It’s interesting look back from this distance. At the time, public reaction was such that it is surprising that the ninety minutes at Old Trafford was completed. UEFA and the Football Association had passed informal judgement on the events, igniting the mood around the fixture and generally keeping the media occupied for a short while. It was only a matter of time before the Thatcher government which cared little or nothing for the sport, took aim and gave their views, along with the great and good who owed their political masters the prestige of their own positions although in fairness to Peter Yarranton, he made no attempt to hide his dismay at McClair and Irwin, citing the cowardly kicking of a prostrate opponent.
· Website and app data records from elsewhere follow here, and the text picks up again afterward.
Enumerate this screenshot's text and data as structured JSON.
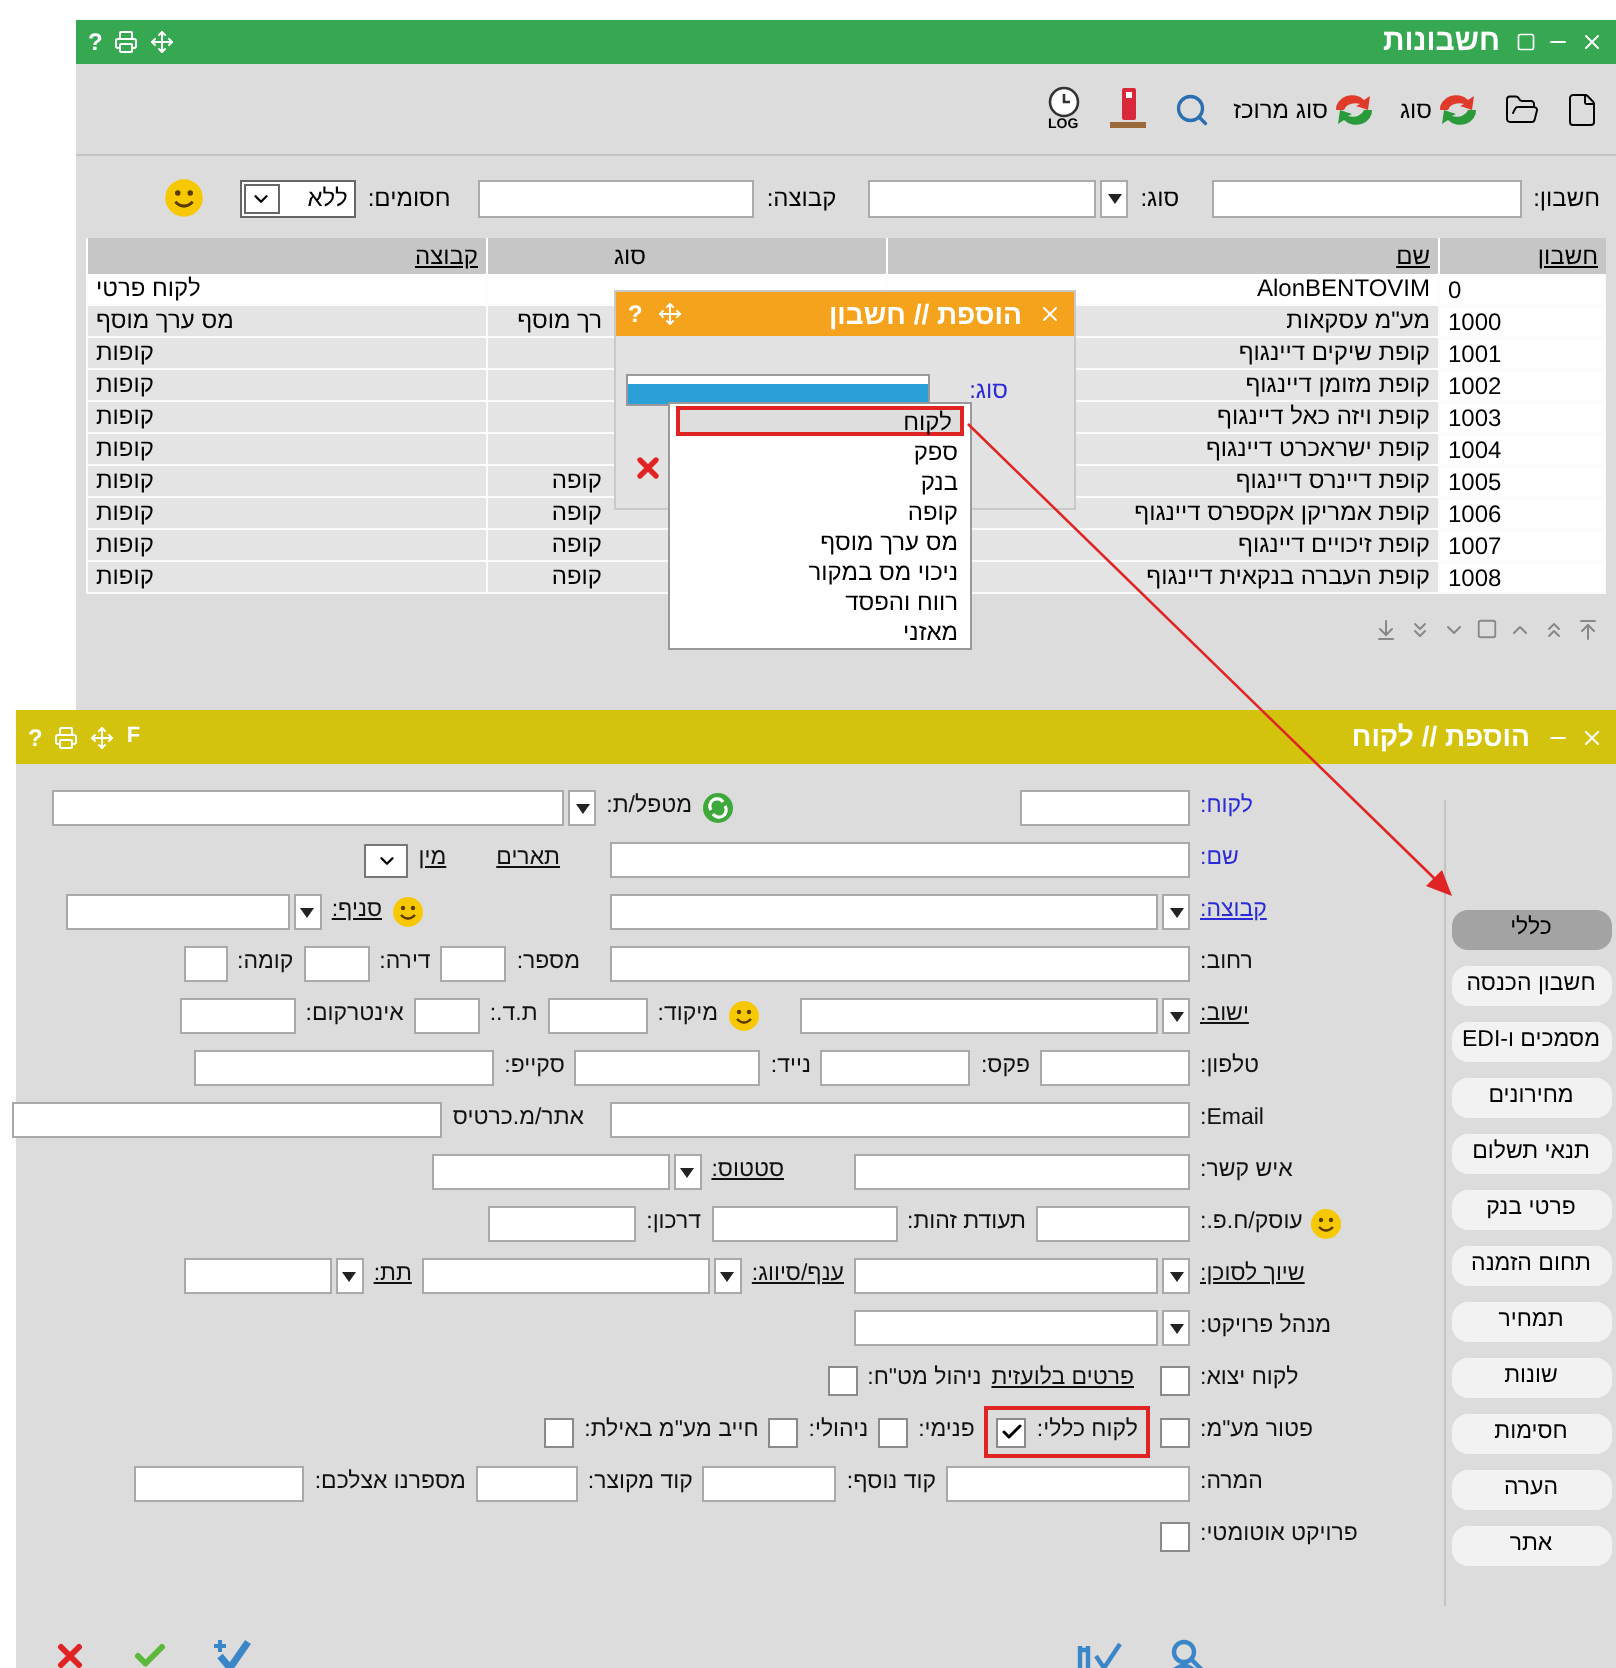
{
  "accounts_window": {
    "title": "חשבונות",
    "help": "?",
    "toolbar": {
      "type_button": "סוג",
      "bulk_type_button": "סוג מרוכז",
      "log_label": "LOG"
    },
    "filters": {
      "account_label": "חשבון:",
      "type_label": "סוג:",
      "group_label": "קבוצה:",
      "blocked_label": "חסומים:",
      "blocked_value": "ללא"
    },
    "table": {
      "columns": [
        {
          "label": "חשבון",
          "link": true
        },
        {
          "label": "שם",
          "link": true
        },
        {
          "label": "סוג",
          "link": false
        },
        {
          "label": "קבוצה",
          "link": true
        }
      ],
      "rows": [
        {
          "account": "0",
          "name": "AlonBENTOVIM",
          "group": "לקוח פרטי",
          "selected": true
        },
        {
          "account": "1000",
          "name": "מע\"מ עסקאות",
          "type": "רך מוסף",
          "group": "מס ערך מוסף",
          "selected": false
        },
        {
          "account": "1001",
          "name": "קופת שיקים דיינגוף",
          "group": "קופות",
          "selected": false
        },
        {
          "account": "1002",
          "name": "קופת מזומן דיינגוף",
          "group": "קופות",
          "selected": false
        },
        {
          "account": "1003",
          "name": "קופת ויזה כאל דיינגוף",
          "group": "קופות",
          "selected": false
        },
        {
          "account": "1004",
          "name": "קופת ישראכרט דיינגוף",
          "group": "קופות",
          "selected": false
        },
        {
          "account": "1005",
          "name": "קופת דיינרס דיינגוף",
          "type": "קופה",
          "group": "קופות",
          "selected": false
        },
        {
          "account": "1006",
          "name": "קופת אמריקן אקספרס דיינגוף",
          "type": "קופה",
          "group": "קופות",
          "selected": false
        },
        {
          "account": "1007",
          "name": "קופת זיכויים דיינגוף",
          "type": "קופה",
          "group": "קופות",
          "selected": false
        },
        {
          "account": "1008",
          "name": "קופת העברה בנקאית דיינגוף",
          "type": "קופה",
          "group": "קופות",
          "selected": false
        }
      ]
    }
  },
  "add_account_dialog": {
    "title": "הוספת // חשבון",
    "help": "?",
    "type_label": "סוג:",
    "options": [
      {
        "label": "לקוח",
        "selected": true
      },
      {
        "label": "ספק",
        "selected": false
      },
      {
        "label": "בנק",
        "selected": false
      },
      {
        "label": "קופה",
        "selected": false
      },
      {
        "label": "מס ערך מוסף",
        "selected": false
      },
      {
        "label": "ניכוי מס במקור",
        "selected": false
      },
      {
        "label": "רווח והפסד",
        "selected": false
      },
      {
        "label": "מאזני",
        "selected": false
      }
    ]
  },
  "customer_window": {
    "title": "הוספת // לקוח",
    "help": "?",
    "shortcut": "F",
    "form_rows": [
      {
        "items": [
          {
            "kind": "label",
            "text": "לקוח:",
            "accent": true,
            "link": false
          },
          {
            "kind": "input"
          },
          {
            "kind": "confirm"
          },
          {
            "kind": "label",
            "text": "מטפל/ת:",
            "accent": false,
            "link": false
          },
          {
            "kind": "select"
          }
        ]
      },
      {
        "items": [
          {
            "kind": "label",
            "text": "שם:",
            "accent": true,
            "link": false
          },
          {
            "kind": "input"
          },
          {
            "kind": "label",
            "text": "תארים",
            "accent": false,
            "link": true
          },
          {
            "kind": "label",
            "text": "מין",
            "accent": false,
            "link": true
          },
          {
            "kind": "mini"
          }
        ]
      },
      {
        "items": [
          {
            "kind": "label",
            "text": "קבוצה:",
            "accent": true,
            "link": true
          },
          {
            "kind": "select"
          },
          {
            "kind": "smiley"
          },
          {
            "kind": "label",
            "text": "סניף:",
            "accent": false,
            "link": true
          },
          {
            "kind": "select"
          }
        ]
      },
      {
        "items": [
          {
            "kind": "label",
            "text": "רחוב:",
            "accent": false,
            "link": false
          },
          {
            "kind": "input"
          },
          {
            "kind": "label",
            "text": "מספר:",
            "accent": false,
            "link": false
          },
          {
            "kind": "input"
          },
          {
            "kind": "label",
            "text": "דירה:",
            "accent": false,
            "link": false
          },
          {
            "kind": "input"
          },
          {
            "kind": "label",
            "text": "קומה:",
            "accent": false,
            "link": false
          },
          {
            "kind": "input"
          }
        ]
      },
      {
        "items": [
          {
            "kind": "label",
            "text": "ישוב:",
            "accent": false,
            "link": true
          },
          {
            "kind": "select"
          },
          {
            "kind": "smiley"
          },
          {
            "kind": "label",
            "text": "מיקוד:",
            "accent": false,
            "link": false
          },
          {
            "kind": "input"
          },
          {
            "kind": "label",
            "text": "ת.ד.:",
            "accent": false,
            "link": false
          },
          {
            "kind": "input"
          },
          {
            "kind": "label",
            "text": "אינטרקום:",
            "accent": false,
            "link": false
          },
          {
            "kind": "input"
          }
        ]
      },
      {
        "items": [
          {
            "kind": "label",
            "text": "טלפון:",
            "accent": false,
            "link": false
          },
          {
            "kind": "input"
          },
          {
            "kind": "label",
            "text": "פקס:",
            "accent": false,
            "link": false
          },
          {
            "kind": "input"
          },
          {
            "kind": "label",
            "text": "נייד:",
            "accent": false,
            "link": false
          },
          {
            "kind": "input"
          },
          {
            "kind": "label",
            "text": "סקייפ:",
            "accent": false,
            "link": false
          },
          {
            "kind": "input"
          }
        ]
      },
      {
        "items": [
          {
            "kind": "label",
            "text": "Email:",
            "accent": false,
            "link": false
          },
          {
            "kind": "input"
          },
          {
            "kind": "label",
            "text": "אתר/מ.כרטיס",
            "accent": false,
            "link": false
          },
          {
            "kind": "input"
          }
        ]
      },
      {
        "items": [
          {
            "kind": "label",
            "text": "איש קשר:",
            "accent": false,
            "link": false
          },
          {
            "kind": "input"
          },
          {
            "kind": "label",
            "text": "סטטוס:",
            "accent": false,
            "link": true
          },
          {
            "kind": "select"
          }
        ]
      },
      {
        "items": [
          {
            "kind": "smiley"
          },
          {
            "kind": "label",
            "text": "עוסק/ח.פ.:",
            "accent": false,
            "link": false
          },
          {
            "kind": "input"
          },
          {
            "kind": "label",
            "text": "תעודת זהות:",
            "accent": false,
            "link": false
          },
          {
            "kind": "input"
          },
          {
            "kind": "label",
            "text": "דרכון:",
            "accent": false,
            "link": false
          },
          {
            "kind": "input"
          }
        ]
      },
      {
        "items": [
          {
            "kind": "label",
            "text": "שיוך לסוכן:",
            "accent": false,
            "link": true
          },
          {
            "kind": "select"
          },
          {
            "kind": "label",
            "text": "ענף/סיווג:",
            "accent": false,
            "link": true
          },
          {
            "kind": "select"
          },
          {
            "kind": "label",
            "text": "תת:",
            "accent": false,
            "link": true
          },
          {
            "kind": "select"
          }
        ]
      },
      {
        "items": [
          {
            "kind": "label",
            "text": "מנהל פרויקט:",
            "accent": false,
            "link": false
          },
          {
            "kind": "select"
          }
        ]
      },
      {
        "items": [
          {
            "kind": "label",
            "text": "לקוח יצוא:",
            "accent": false,
            "link": false
          },
          {
            "kind": "checkbox",
            "checked": false
          },
          {
            "kind": "label",
            "text": "פרטים בלועזית",
            "accent": false,
            "link": true
          },
          {
            "kind": "label",
            "text": "ניהול מט\"ח:",
            "accent": false,
            "link": false
          },
          {
            "kind": "checkbox",
            "checked": false
          }
        ]
      },
      {
        "items": [
          {
            "kind": "label",
            "text": "פטור מע\"מ:",
            "accent": false,
            "link": false
          },
          {
            "kind": "checkbox",
            "checked": false
          },
          {
            "kind": "highlight",
            "items": [
              {
                "kind": "label",
                "text": "לקוח כללי:",
                "accent": false,
                "link": false
              },
              {
                "kind": "checkbox",
                "checked": true
              }
            ]
          },
          {
            "kind": "label",
            "text": "פנימי:",
            "accent": false,
            "link": false
          },
          {
            "kind": "checkbox",
            "checked": false
          },
          {
            "kind": "label",
            "text": "ניהולי:",
            "accent": false,
            "link": false
          },
          {
            "kind": "checkbox",
            "checked": false
          },
          {
            "kind": "label",
            "text": "חייב מע\"מ באילת:",
            "accent": false,
            "link": false
          },
          {
            "kind": "checkbox",
            "checked": false
          }
        ]
      },
      {
        "items": [
          {
            "kind": "label",
            "text": "המרה:",
            "accent": false,
            "link": false
          },
          {
            "kind": "input"
          },
          {
            "kind": "label",
            "text": "קוד נוסף:",
            "accent": false,
            "link": false
          },
          {
            "kind": "input"
          },
          {
            "kind": "label",
            "text": "קוד מקוצר:",
            "accent": false,
            "link": false
          },
          {
            "kind": "input"
          },
          {
            "kind": "label",
            "text": "מספרנו אצלכם:",
            "accent": false,
            "link": false
          },
          {
            "kind": "input"
          }
        ]
      },
      {
        "items": [
          {
            "kind": "label",
            "text": "פרויקט אוטומטי:",
            "accent": false,
            "link": false
          },
          {
            "kind": "checkbox",
            "checked": false
          }
        ]
      }
    ],
    "tabs": [
      {
        "label": "כללי",
        "selected": true
      },
      {
        "label": "חשבון הכנסה",
        "selected": false
      },
      {
        "label": "מסמכים ו-EDI",
        "selected": false
      },
      {
        "label": "מחירונים",
        "selected": false
      },
      {
        "label": "תנאי תשלום",
        "selected": false
      },
      {
        "label": "פרטי בנק",
        "selected": false
      },
      {
        "label": "תחום הזמנה",
        "selected": false
      },
      {
        "label": "תמחיר",
        "selected": false
      },
      {
        "label": "שונות",
        "selected": false
      },
      {
        "label": "חסימות",
        "selected": false
      },
      {
        "label": "הערה",
        "selected": false
      },
      {
        "label": "אתר",
        "selected": false
      }
    ]
  }
}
The main culprits were about to enter centre stage. Inexplicably beyond a complete loss of control, referee Keith Hackett had only cautioned Winterburn and Limpar (fine number one) for their part in what was now termed ‘The Old Trafford Brawl’; both Arsenal and Manchester United were determined to take sterner action over the incident.
Unsurprisingly, Arsenal were slower than United to act in the PR stakes. The Mancunians announced that Dennis Irwin and Brian McClair had been fined, estimated to be a week’s wages. That they had escaped bookings probably helped United’s cause in ensuring that Arsenal were perceived as the main cause.
If you watch the footage, it’s patently obvious that the two United players were the antagonists. Keith Hackett missed it and set the agenda in doing so.
Graham Kelly’s headmasterly response, hoping that the club’s viewed the incident as seriously as the Football Association, seemed to be prompting Arsenal to take action as well.
So they did. Quite a lot of it as well.
It’s not hard to understand the club’s position but I’m not sure they were as cynical as I think. No surprise that players were fined. Limpar and Winterburn (fine number two) were out of pocket again, with Paul Davis, Mickey Thomas and David Rocastle also singled out. It’s noticeable that the negative aspects of the incident were consistently reported but very little ‘praise’ was handed out to the likes of Tony Adams who was in the thick of it all on peacemaking duties. If he can’t get another football job, I’m sure the UN will look favourably on him.
Graham was quick to point to the team ethic and the speed with which all the XI on the field at the time – bar David Seaman – assembled for whatever role they chose in the brawl, was very noticeable. That togetherness would yet serve the players well.
Was it a symbolic gesture or a more cynical ploy by the board to try and head off the Football Association’s apparent determination to dock points? Certainly when Peter Hill-Wood spoke of Arsenal’s good name being sullied, it is impossible to imagine that this was his over-riding concern.
However, like the rest of the board, he had been around football for long enough to know an incident such as Old Trafford is usually yesterday’s chip paper and would have been were it not a repeat of the match against Norwich the previous year.
That weighed heavily on their mind and certainly ensured that the matter couldn’t be swept under the carpet. The media wasted little time in drawing other incidents into the story. Players surrounding match officials, even Paul Davis breaking Glenn Cockerill’s jaw surfaced. It was all about image.
Arsenal’s actions raised the bar for other clubs who would subsequently prove to be the best limbo dancers in the world. I can’t immediately think of a comparable fine – plenty of incidents involving the players but none where the manager’s were publicly held accountable for them.
Alex Ferguson was quick out of the blocks to criticise Arsenal, a club who had unsuccessfully tried to woo him when Don Howe was replaced. United, he claimed, had kept everything quiet, dealing with matters internally.
It was, he argued, a “disgusting act” by Arsenal. They had humiliated the players, the manager and their families in front of the world.
Ferguson wasn’t daft, he knew that Arsenal were trying to avoid the ultimate sanction from the footballing authorities and rather than being supportive of Graham, his was trying to keep the matter in the public eye and the aura of bad publicity around the club. Poorly disciplined on and off the pitch, it would seem to the outsider.
The late Howard Kendall’s view seems more genuine, highlighting the no-win situation managers found themselves in with the authorities bound to punish any attempt to get onto the pitch to calm matters? Or at least, to the lay man that’s how it appeared.
In the end, the fine stood. Within a week, Graham had announced he was not appealing against the fine. Eddie Plumley, of the grandly-named Football League Executive Staffs Association said, “He accepts he is responsible to the Board for discipline and that their action is not unreasonable.”
This on the day when Paul Ince became the third United player fined for his part in incident. As it was reported (without any sense of irony or sarcasm), “…running twenty-five yards across the pitch to shove Anders Limpar into advertising hoardings…[United’s Board] regard Arsenal as the instigators.”
Steve Curry, writing a Daily Express leader column – later confirmed in Perry Groves book – suggested that Graham instigated the strategy. Knowing that a points deduction was a very real possibility, it seems entirely plausible to think he devised it as a means of staving off anything which hampered Arsenal’s title bid.
If that was the case, it was an expensive and miserable failure.